Repeat each line of the listing exactly as written.

>>>

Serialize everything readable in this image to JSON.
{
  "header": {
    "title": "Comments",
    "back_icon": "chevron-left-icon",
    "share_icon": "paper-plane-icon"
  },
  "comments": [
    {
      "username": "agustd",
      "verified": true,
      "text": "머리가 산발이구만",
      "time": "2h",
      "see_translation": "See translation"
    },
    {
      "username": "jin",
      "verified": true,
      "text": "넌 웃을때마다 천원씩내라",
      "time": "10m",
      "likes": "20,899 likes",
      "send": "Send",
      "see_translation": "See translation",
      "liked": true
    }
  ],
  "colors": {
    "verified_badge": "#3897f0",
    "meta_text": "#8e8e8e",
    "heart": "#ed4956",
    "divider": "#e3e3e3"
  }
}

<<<

Reply:
Serialize everything readable in this image to JSON.
{
  "header": {
    "title": "Comments",
    "back_icon": "chevron-left-icon",
    "share_icon": "paper-plane-icon"
  },
  "comments": [
    {
      "username": "agustd",
      "verified": true,
      "text": "머리가 산발이구만",
      "time": "2h",
      "see_translation": "See translation"
    },
    {
      "username": "jin",
      "verified": true,
      "text": "넌 웃을때마다 천원씩내라",
      "time": "10m",
      "likes": "20,899 likes",
      "send": "Send",
      "see_translation": "See translation",
      "liked": true
    }
  ],
  "colors": {
    "verified_badge": "#3897f0",
    "meta_text": "#8e8e8e",
    "heart": "#ed4956",
    "divider": "#e3e3e3"
  }
}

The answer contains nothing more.